However, the shift in CMI's emphasis a decade ago attracted criticism from Huddleston, who said Brooks and Ottinger unilaterally decided to start lending money to other businesses. The new deals included developments that went far beyond church construction, such as two upscale single-family home developments near Dallas. To show their risky nature, Huddleston's report cited a June 2006 email from Ottinger, which said, "This deal we are closing today is going to put us in a very precarious position financially."
According to Huddleston, CMI also spent money extravagantly on first-class and private jet travel, memberships in a championship golf course, and $250,000 sponsorships of a Dallas marathon. The extravagant spending on one subsidiary's projects left insufficient funds to finance others, forcing delays in development of several low-income housing projects, the report said.
With bankruptcy proceedings underway, the remaining question is how many investors will pursue legal remedies. Citing mismanagement, conflicts of interest, and failure to disclose material information, the examiner's report has provided ammunition: "In light of the evidence described above, the examiner believes that bondholders have valid causes of action against broker-dealers, Cornerstone directors and others."
Still, one Atlanta-area attorney doesn't think it will be that easy to recover damages. Jason Doss, who specializes in securities arbitration and class action cases, said the report shows the difficulty average investors face in trying to recover cash. He advised one client against legal action for that reason. "Everyone who sold these [bonds] is insolvent or out of business," said Doss. "They don't have any money to repay these people. I couldn't find it an economically feasible [case] and I didn't want my client to throw good money after bad."
Another issue is whether Cornerstone's previous link to the PCA will harm the denomination. In Wilson's mind, it already has. Though not an investor, the retired pastor says he agonizes over the widows and retirees who lost money and the poor witness he said company officials presented. "All this was done in the name of the Lord Jesus Christ," Wilson said. "Their behavior will most certainly have a negative effect upon the witness of the PCA. Both people within and without the PCA will identify the PCA with Cornerstone."
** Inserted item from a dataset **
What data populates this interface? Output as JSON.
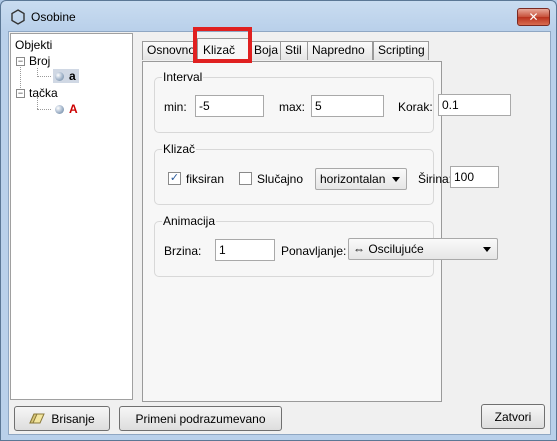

But Roger Schultz, a former PCA ruling elder who is now dean of the college of arts and sciences at Liberty University and part of the Reformed Presbyterian Church, said he believes that many looked at CMI as a case where the effort of well-intentioned Christians collapsed because of a bad economy. Still, he said the case offers instruction to the church as a whole-to avoid mixing commerce too closely with Christian purposes. "The church should be committed to missions and [starting] churches," said Schultz, a specialist in U.S. religious history. "If the church starts to play by the role of a banker, it complicates that mission.